Of those 12 missing vehicles, eight are Hondas, six of which are Honda Civics.
Two of those Civics were taken Tuesday in West Bay and both were 1998 models, making them 20-year-old cars.
“Honda Civics are definitely the vehicles we are seeing stolen most often,” said RCIPS Communications Director Jackie Carpenter. “We urge drivers of these vehicles to consider getting theft prevention devices such as alarms or steering-wheel locks.”
It is often older-model, less expensive cars that are targeted by auto thieves. For instance, of the other stolen vehicles still missing since last June, only one is a BMW. The others are a Ford F-250 pickup truck, a motorcycle and a Toyota RAV4. The remaining eight vehicles are Honda Civics, Integras or CR-Vs.
There can be a number of reasons the older, cheaper cars are targeted, Ms. Carpenter said. First, the older model vehicles may not be equipped with more modern theft-prevention devices.
“If you install a theft-prevention device, the car thieves are more likely to look for an ‘easier target,’” she said.
Another reason the older cars might be targeted is because parts for those vehicles are becoming scarce on island. Ms. Carpenter said thieves might be taking them to strip them down and sell the parts to make money.
Local police are most concerned about car thieves who intend to use stolen vehicles during the commission of crimes. Common, lower-cost vehicles might attract less attention or be less recognizable. Ms. Carpenter said police are keen to put out information on stolen vehicles as quickly as possible because of this possibility.

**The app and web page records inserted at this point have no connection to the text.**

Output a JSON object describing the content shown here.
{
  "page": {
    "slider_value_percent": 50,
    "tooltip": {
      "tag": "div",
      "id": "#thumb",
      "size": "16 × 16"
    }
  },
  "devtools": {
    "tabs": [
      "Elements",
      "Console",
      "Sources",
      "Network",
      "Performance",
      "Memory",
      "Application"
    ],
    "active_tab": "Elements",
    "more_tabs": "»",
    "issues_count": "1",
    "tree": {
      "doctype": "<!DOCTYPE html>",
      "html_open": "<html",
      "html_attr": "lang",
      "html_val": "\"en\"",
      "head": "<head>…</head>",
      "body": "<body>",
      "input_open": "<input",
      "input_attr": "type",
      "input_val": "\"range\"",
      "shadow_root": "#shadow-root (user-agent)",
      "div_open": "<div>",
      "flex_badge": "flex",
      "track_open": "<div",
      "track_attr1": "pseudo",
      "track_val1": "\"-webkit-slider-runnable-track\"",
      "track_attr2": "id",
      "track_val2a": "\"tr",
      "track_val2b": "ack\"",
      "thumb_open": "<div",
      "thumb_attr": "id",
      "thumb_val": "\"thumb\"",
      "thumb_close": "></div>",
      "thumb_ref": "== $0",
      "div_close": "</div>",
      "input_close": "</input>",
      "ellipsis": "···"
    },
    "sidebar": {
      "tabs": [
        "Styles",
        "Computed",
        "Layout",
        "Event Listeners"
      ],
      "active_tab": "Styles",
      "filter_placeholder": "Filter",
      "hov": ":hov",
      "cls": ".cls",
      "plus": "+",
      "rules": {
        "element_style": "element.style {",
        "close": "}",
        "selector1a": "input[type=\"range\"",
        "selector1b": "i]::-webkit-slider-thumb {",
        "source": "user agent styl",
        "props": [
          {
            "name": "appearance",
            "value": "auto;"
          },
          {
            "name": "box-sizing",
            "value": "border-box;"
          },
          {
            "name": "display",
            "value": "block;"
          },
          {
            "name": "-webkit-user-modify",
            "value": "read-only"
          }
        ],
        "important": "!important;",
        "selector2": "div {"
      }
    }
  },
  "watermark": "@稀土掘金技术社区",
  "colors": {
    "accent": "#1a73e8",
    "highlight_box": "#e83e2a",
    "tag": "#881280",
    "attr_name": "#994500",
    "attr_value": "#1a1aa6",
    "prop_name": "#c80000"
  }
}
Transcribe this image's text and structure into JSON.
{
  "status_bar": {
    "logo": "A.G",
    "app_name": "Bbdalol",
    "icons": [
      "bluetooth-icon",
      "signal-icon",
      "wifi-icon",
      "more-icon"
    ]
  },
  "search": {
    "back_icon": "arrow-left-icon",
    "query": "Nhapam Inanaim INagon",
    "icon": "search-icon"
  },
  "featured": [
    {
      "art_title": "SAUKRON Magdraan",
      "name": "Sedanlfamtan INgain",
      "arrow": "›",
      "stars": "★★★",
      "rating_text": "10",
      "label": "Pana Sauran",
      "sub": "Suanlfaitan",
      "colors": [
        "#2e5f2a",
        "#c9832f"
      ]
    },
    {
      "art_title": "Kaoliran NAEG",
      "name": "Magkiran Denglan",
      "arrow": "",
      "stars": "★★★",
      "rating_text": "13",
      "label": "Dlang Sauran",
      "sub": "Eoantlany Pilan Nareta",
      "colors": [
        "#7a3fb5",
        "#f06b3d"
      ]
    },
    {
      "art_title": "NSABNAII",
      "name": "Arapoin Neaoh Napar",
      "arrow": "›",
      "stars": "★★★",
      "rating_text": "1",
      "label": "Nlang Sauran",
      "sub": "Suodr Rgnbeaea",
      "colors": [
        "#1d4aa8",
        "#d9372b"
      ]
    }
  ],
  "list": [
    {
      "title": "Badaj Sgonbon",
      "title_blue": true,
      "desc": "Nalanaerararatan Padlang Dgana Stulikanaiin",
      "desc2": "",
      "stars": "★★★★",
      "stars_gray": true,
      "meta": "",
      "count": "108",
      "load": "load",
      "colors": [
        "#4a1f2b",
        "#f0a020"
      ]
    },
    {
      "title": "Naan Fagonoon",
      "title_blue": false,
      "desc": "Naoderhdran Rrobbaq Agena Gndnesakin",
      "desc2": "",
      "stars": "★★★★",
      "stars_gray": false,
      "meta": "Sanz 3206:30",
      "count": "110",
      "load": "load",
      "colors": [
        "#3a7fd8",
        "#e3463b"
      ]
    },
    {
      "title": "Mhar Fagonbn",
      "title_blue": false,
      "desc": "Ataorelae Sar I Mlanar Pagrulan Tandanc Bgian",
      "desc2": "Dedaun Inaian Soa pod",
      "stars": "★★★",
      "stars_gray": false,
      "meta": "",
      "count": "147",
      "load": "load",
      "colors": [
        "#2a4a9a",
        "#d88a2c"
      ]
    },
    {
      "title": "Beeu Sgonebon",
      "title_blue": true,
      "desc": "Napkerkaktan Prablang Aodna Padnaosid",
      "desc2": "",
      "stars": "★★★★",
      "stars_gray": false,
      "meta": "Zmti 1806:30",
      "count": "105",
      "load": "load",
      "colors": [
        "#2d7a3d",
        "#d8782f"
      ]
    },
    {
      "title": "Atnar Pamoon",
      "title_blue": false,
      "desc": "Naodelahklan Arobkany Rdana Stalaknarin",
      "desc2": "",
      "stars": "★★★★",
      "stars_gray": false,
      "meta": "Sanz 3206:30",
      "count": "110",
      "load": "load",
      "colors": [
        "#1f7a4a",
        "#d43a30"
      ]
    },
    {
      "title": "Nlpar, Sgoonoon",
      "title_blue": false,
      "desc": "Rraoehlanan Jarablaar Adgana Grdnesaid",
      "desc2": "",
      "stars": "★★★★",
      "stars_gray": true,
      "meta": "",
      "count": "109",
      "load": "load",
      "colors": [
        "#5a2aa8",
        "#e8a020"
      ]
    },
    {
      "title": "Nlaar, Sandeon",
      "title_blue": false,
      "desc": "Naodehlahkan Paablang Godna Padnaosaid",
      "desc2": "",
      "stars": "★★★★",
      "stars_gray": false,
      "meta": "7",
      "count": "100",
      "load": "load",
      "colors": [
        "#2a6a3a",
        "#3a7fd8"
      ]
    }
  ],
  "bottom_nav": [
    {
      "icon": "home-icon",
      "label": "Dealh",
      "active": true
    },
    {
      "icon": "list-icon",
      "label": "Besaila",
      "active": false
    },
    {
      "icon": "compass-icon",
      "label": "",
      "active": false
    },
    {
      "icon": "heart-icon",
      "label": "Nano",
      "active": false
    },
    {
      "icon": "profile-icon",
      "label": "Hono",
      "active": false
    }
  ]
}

The RCIPS has linked a number of robberies over the past year that occurred after reports of stolen vehicles. Once such heist at a local gas station in mid-June was done with a stolen Honda Civic.
“Given the continuing reports of car thefts and the propensity for stolen cars to be used to commit other crimes, we ask members of the public to vigilantly secure their vehicles at all times and not to keep any articles of value in their vehicles,” Deputy Police Commissioner Anthony Ennis said at the time of the gas station robbery. “We have received reports of thefts of vehicles where keys have been left in the vehicles.”